The subjective lifestyle is thought to be one of the reasons for the higher rate of Covid-19 morbidity and mortality among men than women.
Without the right precautions, anyone can get Covid-19. However, based on the statistics published by countries, certain groups of people are more likely to be infected and die, including sex.
Specifically, men are more likely than women to contract the disease and die from Covid-19. In China, the rate of death from viral illness in men is 2.8% and for women is 1.7%, according to statistics posted on BMJ Global Health updated until February 28.
When an outbreak broke out, some countries also recorded higher male mortality rates, such as France, Germany, Iran, Italy, South Korea and Spain.
In Italy, with more than 3,000 deaths as of March 19, men account for 71% and in Spain, twice as many men die from the virus as women.
There is no in-depth study of why men are more susceptible to Covid-19 and die than women, a statement from Professor Sarah Hawkes of the UCL Center for Gender and Global Health.
However, the fact that men smoke a lot is thought to be one of the reasons. In China, about 50% of men smoke, while women are only 2%.
The World Health Organization (WHO) website also confirms that smokers are more likely to get seriously ill with Covid-19. The virus can spread from hand to cigarette and then into the body when the cigarette is brought to the mouth. In addition, they can also share cigarettes to others, increasing the risk of spreading the virus.
Contrast behaviors between men and women can also be the cause. Many studies show that men wash their hands less, use less soap, have fewer regular checkups and often ignore public health tips.
Some experts believe that the underlying biological characteristics may also be the cause. Despite the disparity in smoking rates, males in countries with different cultures still have higher rates of Covid-19 morbidity and mortality than women.
“I think something more extensive is the cause,” said Sabra Klein, a professor at Johns Hopkins Bloomberg School of Public Health.
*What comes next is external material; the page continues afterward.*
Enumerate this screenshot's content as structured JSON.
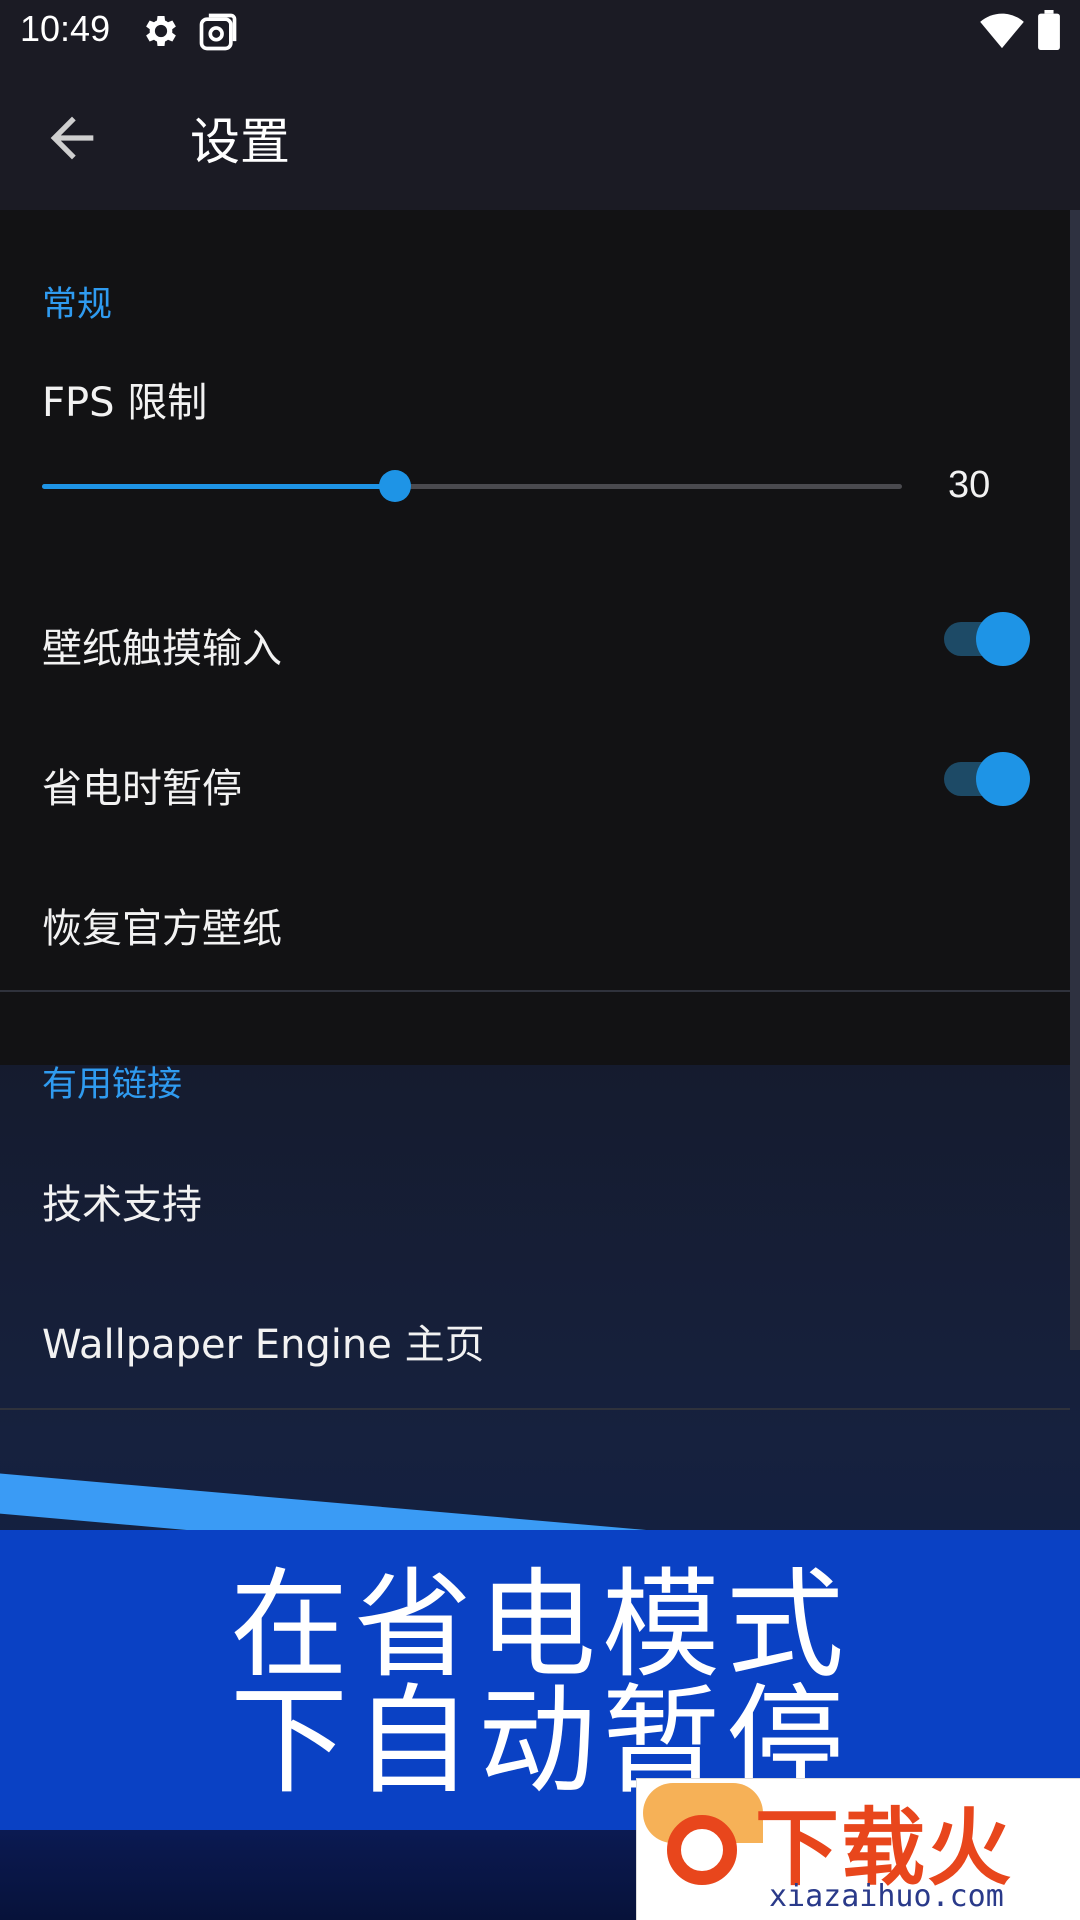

A study that Klein participated in revealed that men have a lower immune system than infectious viruses like hepatitis C and HIV. There has been a similar study on mice with corona virus, but no SARS-CoV-2 strain has been studied.
Hormones may also play an important role. Estrogen has been shown to increase the immune response of immune cells. Many genes that regulate immune cells are encoded on X chromosomes (males have one, females have 2), so it is possible that some genes involved in the immune response will be more active in females than in males. .
Differences in the immune system by sex are more likely to occur in more in-depth studies on Covid-19. There are very few countries affected by the virus that disclose information on the sex cases and deaths. Hopefully many countries will publish data soon so that we can better understand people who are susceptible to diseases and deaths due to viruses.